THE BOOK OF WISHES
The man in the next room wouldn’t stop coughing.
All night, terrible hacking bursts. “God,” I said,
“I wish he’d stop.” My mother and I
lay awake in a motel room in San Ysidro
stretched out, side by side, in separate beds
like coffins in which we couldn’t stop turning.
Each morning a shuttle picked us all up,
supermarket doughnuts open on the counter
in the glazed lobby, and glided us across
the border to the experimental clinic
in Tijuana. Around four, it brought us back.
Engines idling for hours to enter America;
women and children lining the stalled highway,

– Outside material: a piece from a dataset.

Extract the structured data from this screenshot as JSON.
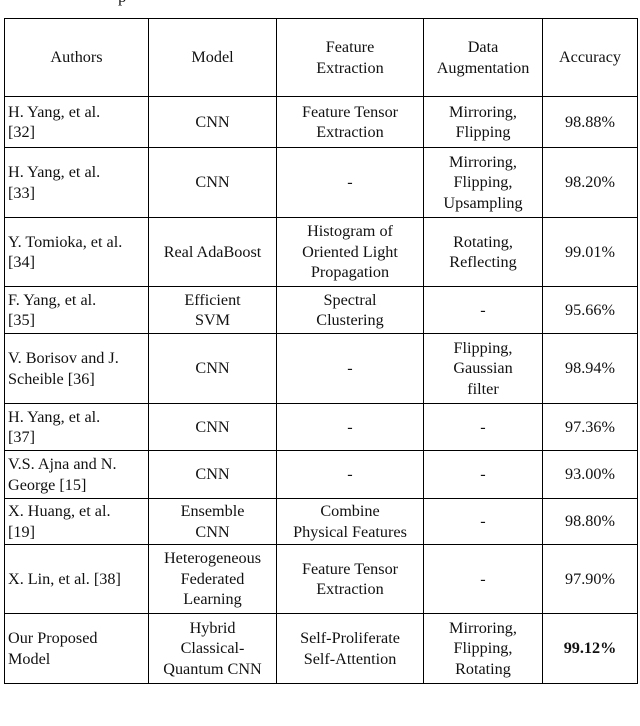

selling Mexican blankets, dolls, noisemakers.
When we reached the front of the line, all we had
to say was Yes. Each night, the same coughing,
machine gun spitfire broken by a lobbed grenade.
Each day, three rooms, patients like a ball of gnats
whirling in slow motion, pushing metal crosses
like coat racks on wheels, weaving through each other
from the dining room to the waiting room and back,
a yellow liquid dripping into their arms.
One day at lunch—I still remember the sickly taste
of unripe papaya; shaving the green-orange flesh down
with my spoon, trying to eat—my mother
told me she heard someone had died in the night.
That night, we listened to the ice machine
churning down the hall, the highway trembling beyond.
Two days later, my mother left for Catalina Island,
spent her last navigable days watching dolphins,
their sleek muscular pulses of mercury,
a thousand half-moon arcs out to the horizon.
Originally published in New Letters.